--- Dataset Enclosed Below ---
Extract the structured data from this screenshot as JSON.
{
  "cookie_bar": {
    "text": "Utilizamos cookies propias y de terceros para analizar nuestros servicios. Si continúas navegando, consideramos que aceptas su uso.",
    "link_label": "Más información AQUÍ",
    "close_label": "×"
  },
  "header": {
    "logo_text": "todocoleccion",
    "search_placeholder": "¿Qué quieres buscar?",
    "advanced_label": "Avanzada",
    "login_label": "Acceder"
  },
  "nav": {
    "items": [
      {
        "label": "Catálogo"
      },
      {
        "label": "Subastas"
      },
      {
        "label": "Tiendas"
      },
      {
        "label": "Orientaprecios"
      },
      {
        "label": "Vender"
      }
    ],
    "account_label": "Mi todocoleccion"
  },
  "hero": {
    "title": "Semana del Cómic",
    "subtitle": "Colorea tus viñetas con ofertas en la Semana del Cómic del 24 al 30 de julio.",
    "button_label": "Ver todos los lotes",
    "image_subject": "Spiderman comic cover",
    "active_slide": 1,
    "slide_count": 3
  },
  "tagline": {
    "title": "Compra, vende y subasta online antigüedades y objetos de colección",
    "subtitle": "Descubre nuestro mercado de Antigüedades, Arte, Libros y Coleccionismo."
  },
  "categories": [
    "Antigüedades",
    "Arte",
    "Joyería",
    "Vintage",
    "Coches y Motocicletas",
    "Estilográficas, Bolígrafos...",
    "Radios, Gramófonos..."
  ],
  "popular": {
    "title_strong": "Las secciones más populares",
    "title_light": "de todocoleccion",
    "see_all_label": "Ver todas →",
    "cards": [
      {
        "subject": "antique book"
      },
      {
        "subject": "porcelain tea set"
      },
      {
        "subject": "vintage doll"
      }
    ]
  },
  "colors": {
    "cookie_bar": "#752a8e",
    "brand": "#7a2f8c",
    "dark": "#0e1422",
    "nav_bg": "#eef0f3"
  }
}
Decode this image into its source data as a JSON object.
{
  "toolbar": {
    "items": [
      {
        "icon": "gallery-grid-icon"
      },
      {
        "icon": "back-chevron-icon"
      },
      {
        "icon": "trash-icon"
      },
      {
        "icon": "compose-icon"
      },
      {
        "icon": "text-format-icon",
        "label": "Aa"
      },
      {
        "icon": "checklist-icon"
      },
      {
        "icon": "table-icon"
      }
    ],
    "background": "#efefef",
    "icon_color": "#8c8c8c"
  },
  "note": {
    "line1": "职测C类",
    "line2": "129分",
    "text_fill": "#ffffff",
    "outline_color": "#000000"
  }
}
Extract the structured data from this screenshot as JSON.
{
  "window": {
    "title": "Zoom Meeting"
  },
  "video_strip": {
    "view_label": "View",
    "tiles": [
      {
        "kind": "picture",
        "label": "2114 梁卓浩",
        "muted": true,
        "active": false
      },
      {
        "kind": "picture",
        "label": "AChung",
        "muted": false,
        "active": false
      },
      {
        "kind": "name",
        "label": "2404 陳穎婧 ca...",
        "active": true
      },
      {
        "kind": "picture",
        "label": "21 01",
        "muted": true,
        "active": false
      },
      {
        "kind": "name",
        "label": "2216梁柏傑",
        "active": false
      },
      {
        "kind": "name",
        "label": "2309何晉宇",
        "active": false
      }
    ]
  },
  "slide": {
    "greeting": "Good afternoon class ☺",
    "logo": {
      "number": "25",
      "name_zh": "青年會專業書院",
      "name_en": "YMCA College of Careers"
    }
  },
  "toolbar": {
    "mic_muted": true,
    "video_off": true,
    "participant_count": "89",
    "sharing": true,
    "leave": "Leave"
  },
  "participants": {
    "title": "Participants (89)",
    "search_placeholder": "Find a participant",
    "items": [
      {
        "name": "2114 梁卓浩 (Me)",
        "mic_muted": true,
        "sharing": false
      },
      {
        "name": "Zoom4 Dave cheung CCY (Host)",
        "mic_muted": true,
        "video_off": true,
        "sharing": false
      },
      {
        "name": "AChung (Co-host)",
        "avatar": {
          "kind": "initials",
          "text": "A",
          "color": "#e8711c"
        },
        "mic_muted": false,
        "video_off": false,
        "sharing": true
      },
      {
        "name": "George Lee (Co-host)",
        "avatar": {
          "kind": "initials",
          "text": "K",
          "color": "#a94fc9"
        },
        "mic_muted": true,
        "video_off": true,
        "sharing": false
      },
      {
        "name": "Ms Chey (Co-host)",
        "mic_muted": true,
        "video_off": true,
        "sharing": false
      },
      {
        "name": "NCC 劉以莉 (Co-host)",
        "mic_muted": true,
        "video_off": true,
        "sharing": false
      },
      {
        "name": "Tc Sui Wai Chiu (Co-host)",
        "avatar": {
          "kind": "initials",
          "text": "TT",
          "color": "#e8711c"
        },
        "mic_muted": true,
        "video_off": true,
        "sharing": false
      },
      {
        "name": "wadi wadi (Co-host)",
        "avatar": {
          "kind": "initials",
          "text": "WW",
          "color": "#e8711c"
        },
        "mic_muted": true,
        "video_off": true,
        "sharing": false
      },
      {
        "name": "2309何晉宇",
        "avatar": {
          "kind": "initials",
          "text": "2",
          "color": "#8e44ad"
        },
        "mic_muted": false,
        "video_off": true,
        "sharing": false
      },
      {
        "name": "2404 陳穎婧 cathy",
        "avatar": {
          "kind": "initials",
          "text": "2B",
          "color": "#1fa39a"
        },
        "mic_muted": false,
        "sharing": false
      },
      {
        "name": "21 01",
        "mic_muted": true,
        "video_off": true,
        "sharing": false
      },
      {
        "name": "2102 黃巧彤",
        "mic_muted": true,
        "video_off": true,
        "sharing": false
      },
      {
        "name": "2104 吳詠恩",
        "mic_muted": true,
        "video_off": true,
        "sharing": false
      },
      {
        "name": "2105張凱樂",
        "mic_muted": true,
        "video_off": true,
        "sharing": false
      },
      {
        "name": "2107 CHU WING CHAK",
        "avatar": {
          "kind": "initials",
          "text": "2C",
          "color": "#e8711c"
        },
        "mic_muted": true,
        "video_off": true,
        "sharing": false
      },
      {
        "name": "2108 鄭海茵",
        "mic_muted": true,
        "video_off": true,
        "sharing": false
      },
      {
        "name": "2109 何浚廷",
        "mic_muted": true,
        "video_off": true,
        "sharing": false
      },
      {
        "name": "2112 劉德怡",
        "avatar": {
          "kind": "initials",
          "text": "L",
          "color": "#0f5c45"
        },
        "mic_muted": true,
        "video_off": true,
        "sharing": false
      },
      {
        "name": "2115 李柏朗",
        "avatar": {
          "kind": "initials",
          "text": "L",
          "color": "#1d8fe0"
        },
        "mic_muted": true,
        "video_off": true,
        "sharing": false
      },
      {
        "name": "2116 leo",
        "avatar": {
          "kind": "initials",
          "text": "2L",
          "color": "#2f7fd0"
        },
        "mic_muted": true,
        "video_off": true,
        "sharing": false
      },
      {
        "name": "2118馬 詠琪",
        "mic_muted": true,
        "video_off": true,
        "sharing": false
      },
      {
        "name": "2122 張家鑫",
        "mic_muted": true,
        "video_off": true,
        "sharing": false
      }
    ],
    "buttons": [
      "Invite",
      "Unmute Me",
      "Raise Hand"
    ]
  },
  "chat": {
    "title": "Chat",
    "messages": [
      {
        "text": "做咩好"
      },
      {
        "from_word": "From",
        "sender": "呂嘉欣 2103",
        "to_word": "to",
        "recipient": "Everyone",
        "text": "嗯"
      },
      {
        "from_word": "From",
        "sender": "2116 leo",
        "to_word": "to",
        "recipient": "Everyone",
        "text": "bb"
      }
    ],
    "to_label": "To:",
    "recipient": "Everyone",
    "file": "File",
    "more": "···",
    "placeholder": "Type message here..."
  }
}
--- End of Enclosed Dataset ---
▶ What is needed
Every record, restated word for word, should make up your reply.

▶ Completed exercise
Extract the structured data from this screenshot as JSON.
{
  "cookie_bar": {
    "text": "Utilizamos cookies propias y de terceros para analizar nuestros servicios. Si continúas navegando, consideramos que aceptas su uso.",
    "link_label": "Más información AQUÍ",
    "close_label": "×"
  },
  "header": {
    "logo_text": "todocoleccion",
    "search_placeholder": "¿Qué quieres buscar?",
    "advanced_label": "Avanzada",
    "login_label": "Acceder"
  },
  "nav": {
    "items": [
      {
        "label": "Catálogo"
      },
      {
        "label": "Subastas"
      },
      {
        "label": "Tiendas"
      },
      {
        "label": "Orientaprecios"
      },
      {
        "label": "Vender"
      }
    ],
    "account_label": "Mi todocoleccion"
  },
  "hero": {
    "title": "Semana del Cómic",
    "subtitle": "Colorea tus viñetas con ofertas en la Semana del Cómic del 24 al 30 de julio.",
    "button_label": "Ver todos los lotes",
    "image_subject": "Spiderman comic cover",
    "active_slide": 1,
    "slide_count": 3
  },
  "tagline": {
    "title": "Compra, vende y subasta online antigüedades y objetos de colección",
    "subtitle": "Descubre nuestro mercado de Antigüedades, Arte, Libros y Coleccionismo."
  },
  "categories": [
    "Antigüedades",
    "Arte",
    "Joyería",
    "Vintage",
    "Coches y Motocicletas",
    "Estilográficas, Bolígrafos...",
    "Radios, Gramófonos..."
  ],
  "popular": {
    "title_strong": "Las secciones más populares",
    "title_light": "de todocoleccion",
    "see_all_label": "Ver todas →",
    "cards": [
      {
        "subject": "antique book"
      },
      {
        "subject": "porcelain tea set"
      },
      {
        "subject": "vintage doll"
      }
    ]
  },
  "colors": {
    "cookie_bar": "#752a8e",
    "brand": "#7a2f8c",
    "dark": "#0e1422",
    "nav_bg": "#eef0f3"
  }
}
Decode this image into its source data as a JSON object.
{
  "toolbar": {
    "items": [
      {
        "icon": "gallery-grid-icon"
      },
      {
        "icon": "back-chevron-icon"
      },
      {
        "icon": "trash-icon"
      },
      {
        "icon": "compose-icon"
      },
      {
        "icon": "text-format-icon",
        "label": "Aa"
      },
      {
        "icon": "checklist-icon"
      },
      {
        "icon": "table-icon"
      }
    ],
    "background": "#efefef",
    "icon_color": "#8c8c8c"
  },
  "note": {
    "line1": "职测C类",
    "line2": "129分",
    "text_fill": "#ffffff",
    "outline_color": "#000000"
  }
}
Extract the structured data from this screenshot as JSON.
{
  "window": {
    "title": "Zoom Meeting"
  },
  "video_strip": {
    "view_label": "View",
    "tiles": [
      {
        "kind": "picture",
        "label": "2114 梁卓浩",
        "muted": true,
        "active": false
      },
      {
        "kind": "picture",
        "label": "AChung",
        "muted": false,
        "active": false
      },
      {
        "kind": "name",
        "label": "2404 陳穎婧 ca...",
        "active": true
      },
      {
        "kind": "picture",
        "label": "21 01",
        "muted": true,
        "active": false
      },
      {
        "kind": "name",
        "label": "2216梁柏傑",
        "active": false
      },
      {
        "kind": "name",
        "label": "2309何晉宇",
        "active": false
      }
    ]
  },
  "slide": {
    "greeting": "Good afternoon class ☺",
    "logo": {
      "number": "25",
      "name_zh": "青年會專業書院",
      "name_en": "YMCA College of Careers"
    }
  },
  "toolbar": {
    "mic_muted": true,
    "video_off": true,
    "participant_count": "89",
    "sharing": true,
    "leave": "Leave"
  },
  "participants": {
    "title": "Participants (89)",
    "search_placeholder": "Find a participant",
    "items": [
      {
        "name": "2114 梁卓浩 (Me)",
        "mic_muted": true,
        "sharing": false
      },
      {
        "name": "Zoom4 Dave cheung CCY (Host)",
        "mic_muted": true,
        "video_off": true,
        "sharing": false
      },
      {
        "name": "AChung (Co-host)",
        "avatar": {
          "kind": "initials",
          "text": "A",
          "color": "#e8711c"
        },
        "mic_muted": false,
        "video_off": false,
        "sharing": true
      },
      {
        "name": "George Lee (Co-host)",
        "avatar": {
          "kind": "initials",
          "text": "K",
          "color": "#a94fc9"
        },
        "mic_muted": true,
        "video_off": true,
        "sharing": false
      },
      {
        "name": "Ms Chey (Co-host)",
        "mic_muted": true,
        "video_off": true,
        "sharing": false
      },
      {
        "name": "NCC 劉以莉 (Co-host)",
        "mic_muted": true,
        "video_off": true,
        "sharing": false
      },
      {
        "name": "Tc Sui Wai Chiu (Co-host)",
        "avatar": {
          "kind": "initials",
          "text": "TT",
          "color": "#e8711c"
        },
        "mic_muted": true,
        "video_off": true,
        "sharing": false
      },
      {
        "name": "wadi wadi (Co-host)",
        "avatar": {
          "kind": "initials",
          "text": "WW",
          "color": "#e8711c"
        },
        "mic_muted": true,
        "video_off": true,
        "sharing": false
      },
      {
        "name": "2309何晉宇",
        "avatar": {
          "kind": "initials",
          "text": "2",
          "color": "#8e44ad"
        },
        "mic_muted": false,
        "video_off": true,
        "sharing": false
      },
      {
        "name": "2404 陳穎婧 cathy",
        "avatar": {
          "kind": "initials",
          "text": "2B",
          "color": "#1fa39a"
        },
        "mic_muted": false,
        "sharing": false
      },
      {
        "name": "21 01",
        "mic_muted": true,
        "video_off": true,
        "sharing": false
      },
      {
        "name": "2102 黃巧彤",
        "mic_muted": true,
        "video_off": true,
        "sharing": false
      },
      {
        "name": "2104 吳詠恩",
        "mic_muted": true,
        "video_off": true,
        "sharing": false
      },
      {
        "name": "2105張凱樂",
        "mic_muted": true,
        "video_off": true,
        "sharing": false
      },
      {
        "name": "2107 CHU WING CHAK",
        "avatar": {
          "kind": "initials",
          "text": "2C",
          "color": "#e8711c"
        },
        "mic_muted": true,
        "video_off": true,
        "sharing": false
      },
      {
        "name": "2108 鄭海茵",
        "mic_muted": true,
        "video_off": true,
        "sharing": false
      },
      {
        "name": "2109 何浚廷",
        "mic_muted": true,
        "video_off": true,
        "sharing": false
      },
      {
        "name": "2112 劉德怡",
        "avatar": {
          "kind": "initials",
          "text": "L",
          "color": "#0f5c45"
        },
        "mic_muted": true,
        "video_off": true,
        "sharing": false
      },
      {
        "name": "2115 李柏朗",
        "avatar": {
          "kind": "initials",
          "text": "L",
          "color": "#1d8fe0"
        },
        "mic_muted": true,
        "video_off": true,
        "sharing": false
      },
      {
        "name": "2116 leo",
        "avatar": {
          "kind": "initials",
          "text": "2L",
          "color": "#2f7fd0"
        },
        "mic_muted": true,
        "video_off": true,
        "sharing": false
      },
      {
        "name": "2118馬 詠琪",
        "mic_muted": true,
        "video_off": true,
        "sharing": false
      },
      {
        "name": "2122 張家鑫",
        "mic_muted": true,
        "video_off": true,
        "sharing": false
      }
    ],
    "buttons": [
      "Invite",
      "Unmute Me",
      "Raise Hand"
    ]
  },
  "chat": {
    "title": "Chat",
    "messages": [
      {
        "text": "做咩好"
      },
      {
        "from_word": "From",
        "sender": "呂嘉欣 2103",
        "to_word": "to",
        "recipient": "Everyone",
        "text": "嗯"
      },
      {
        "from_word": "From",
        "sender": "2116 leo",
        "to_word": "to",
        "recipient": "Everyone",
        "text": "bb"
      }
    ],
    "to_label": "To:",
    "recipient": "Everyone",
    "file": "File",
    "more": "···",
    "placeholder": "Type message here..."
  }
}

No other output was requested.